• [Given data]:

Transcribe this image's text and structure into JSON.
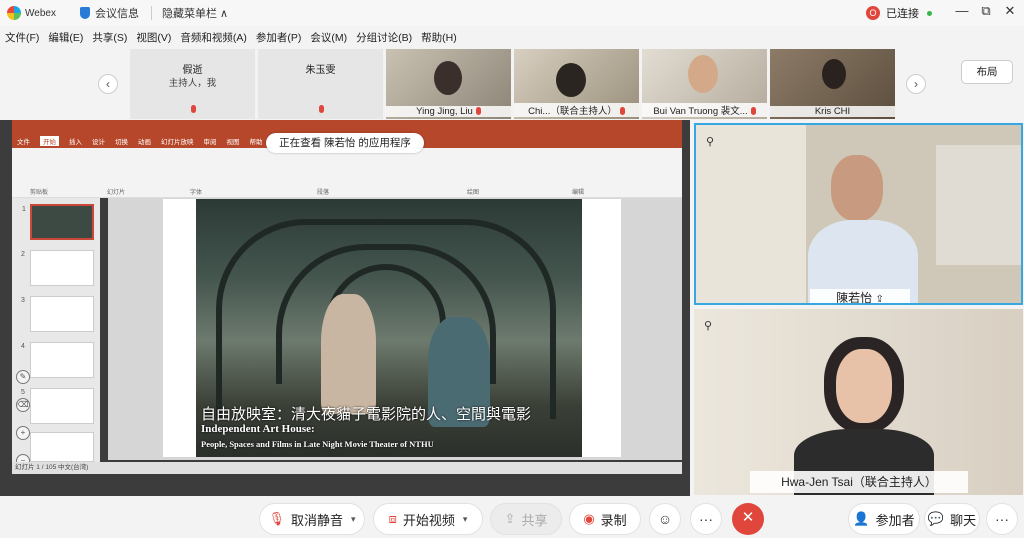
{
  "titlebar": {
    "app_name": "Webex",
    "meeting_info": "会议信息",
    "hide_menu": "隐藏菜单栏 ∧",
    "status_initial": "O",
    "status": "已连接",
    "window_controls": [
      "—",
      "⧉",
      "✕"
    ]
  },
  "menu": [
    "文件(F)",
    "编辑(E)",
    "共享(S)",
    "视图(V)",
    "音频和视频(A)",
    "参加者(P)",
    "会议(M)",
    "分组讨论(B)",
    "帮助(H)"
  ],
  "strip": {
    "prev_icon": "chevron-left-icon",
    "next_icon": "chevron-right-icon",
    "tiles": [
      {
        "name": "假逝",
        "sub": "主持人，我",
        "type": "avatar"
      },
      {
        "name": "朱玉雯",
        "sub": "",
        "type": "avatar"
      },
      {
        "name": "Ying Jing, Liu",
        "type": "video"
      },
      {
        "name": "Chi...（联合主持人）",
        "type": "video"
      },
      {
        "name": "Bui Van Truong 裴文...",
        "type": "video"
      },
      {
        "name": "Kris CHI",
        "type": "video"
      }
    ],
    "layout_label": "布局"
  },
  "shared": {
    "viewing_label": "正在查看 陳若怡 的应用程序",
    "ribbon_tabs": [
      "文件",
      "开始",
      "插入",
      "设计",
      "切换",
      "动画",
      "幻灯片放映",
      "审阅",
      "视图",
      "帮助"
    ],
    "ribbon_groups": [
      "剪贴板",
      "幻灯片",
      "字体",
      "段落",
      "绘图",
      "编辑"
    ],
    "slide_numbers": [
      "1",
      "2",
      "3",
      "4",
      "5",
      "6"
    ],
    "slide_caption_zh": "自由放映室：清大夜貓子電影院的人、空間與電影",
    "slide_caption_en1": "Independent Art House:",
    "slide_caption_en2": "People, Spaces and Films in Late Night Movie Theater of NTHU",
    "statusbar": "幻灯片 1 / 105    中文(台湾)"
  },
  "videos": [
    {
      "name": "陳若怡",
      "active": true
    },
    {
      "name": "Hwa-Jen Tsai（联合主持人）",
      "active": false
    }
  ],
  "controls": {
    "mute": "取消静音",
    "video": "开始视频",
    "share": "共享",
    "record": "录制",
    "more": "···",
    "end_icon": "close-icon",
    "participants": "参加者",
    "chat": "聊天"
  },
  "colors": {
    "accent_red": "#e0463c",
    "active_border": "#36a7e0",
    "ppt_red": "#b7472a"
  }
}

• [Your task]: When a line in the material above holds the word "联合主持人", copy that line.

• [Written answer]:
        "name": "Chi...（联合主持人）",
      "name": "Hwa-Jen Tsai（联合主持人）",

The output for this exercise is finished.